But when I brought up the issue with my former teammates, all were willing to accept dual medals.
Once he sees that Kevin is willing to do the work, Mr. Collins offers him private lessons to boost his grades.
When in power, Republicans are also more than willing to increase government intervention in many aspects of our lives.
Because of those economic reasons, Russian leadership is willing to go to great lengths to protect its interests in the region.
In return, the Americans said they were willing to consider the release of some senior Taliban prisoners.
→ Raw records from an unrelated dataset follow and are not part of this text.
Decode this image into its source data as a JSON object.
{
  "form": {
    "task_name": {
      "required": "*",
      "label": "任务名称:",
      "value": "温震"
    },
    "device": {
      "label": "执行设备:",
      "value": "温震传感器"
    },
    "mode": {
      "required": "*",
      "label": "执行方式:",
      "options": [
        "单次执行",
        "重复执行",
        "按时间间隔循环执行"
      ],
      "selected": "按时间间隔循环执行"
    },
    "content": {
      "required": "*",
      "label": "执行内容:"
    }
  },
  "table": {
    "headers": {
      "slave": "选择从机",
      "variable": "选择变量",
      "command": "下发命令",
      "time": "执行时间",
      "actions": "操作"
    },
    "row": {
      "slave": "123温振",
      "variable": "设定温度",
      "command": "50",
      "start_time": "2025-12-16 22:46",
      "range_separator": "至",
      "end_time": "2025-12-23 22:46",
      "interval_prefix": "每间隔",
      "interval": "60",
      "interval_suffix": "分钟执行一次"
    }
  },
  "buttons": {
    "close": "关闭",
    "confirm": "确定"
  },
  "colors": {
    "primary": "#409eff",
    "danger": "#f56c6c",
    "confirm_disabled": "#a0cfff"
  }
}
It was only money, and money was got by working, and we were all willing to work.
I'm willing to say that I think I've been mistaken about Manning.
"In case Jonathan comes to Kentucky he may be willing to buy the place," said William.
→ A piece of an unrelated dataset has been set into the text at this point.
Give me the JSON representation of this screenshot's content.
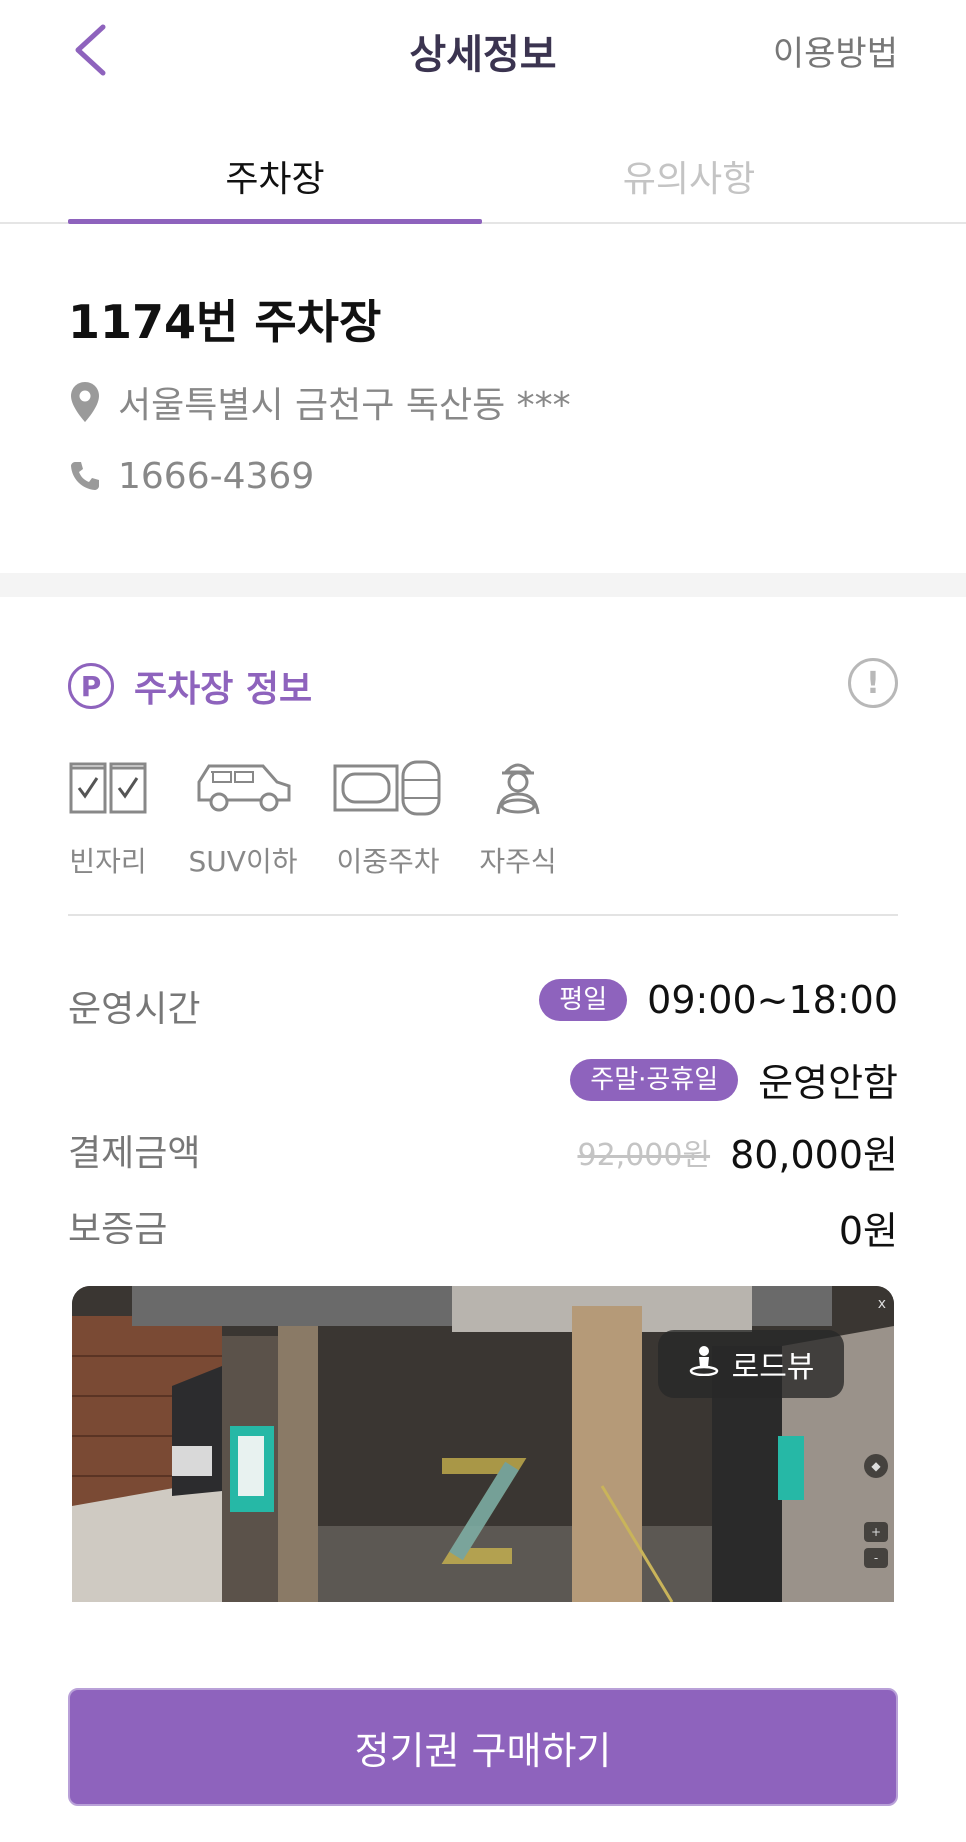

I am willing to believe as favourably of my nephew as I can.
If we could do anything in a quiet way for her, I am sure Dr. Lister would be willing.
Old English *willan, wyllan "to wish, desire, want" (past tense wolde), from Proto-Germanic *welljan (cf. Old Saxon willian, Old Norse vilja, Old Frisian willa, Dutch willen, Old High German wellan, German wollen, Gothic wiljan "to will, wish, desire," Gothic waljan "to choose"). The Germanic words are from PIE *wel-/*wol- "be pleasing" (cf. Sanskrit vrnoti "chooses, prefers," varyah "to be chosen, eligible, excellent," varanam "choosing;" Avestan verenav- "to wish, will, choose;" Greek elpis "hope;" Latin volo, velle "to wish, will, desire;" Old Church Slavonic voljo, voliti "to will," veljo, veleti "to command;" Lithuanian velyti "to wish, favor," pa-vel-mi "I will," viliuos "I hope;" Welsh gwell "better").
Cf. also Old English wel "well," literally "according to one's wish;" wela "well-being, riches." The use as a future auxiliary was already developing in Old English. The implication of intention or volition distinguishes it from shall, which expresses or implies obligation or necessity. Contracted forms, especially after pronouns, began to appear 16c., as in sheele for "she will." The form with an apostrophe is from 17c.
Old English will, willa, from Proto-Germanic *weljon (cf. Old Saxon willio, Old Norse vili, Old Frisian willa, Dutch wil, Old High German willio, German wille, Gothic wilja "will"), related to *willan "to wish" (see will (v.)). The meaning "written document expressing a person's wishes about disposition of property after death" is first recorded late 14c.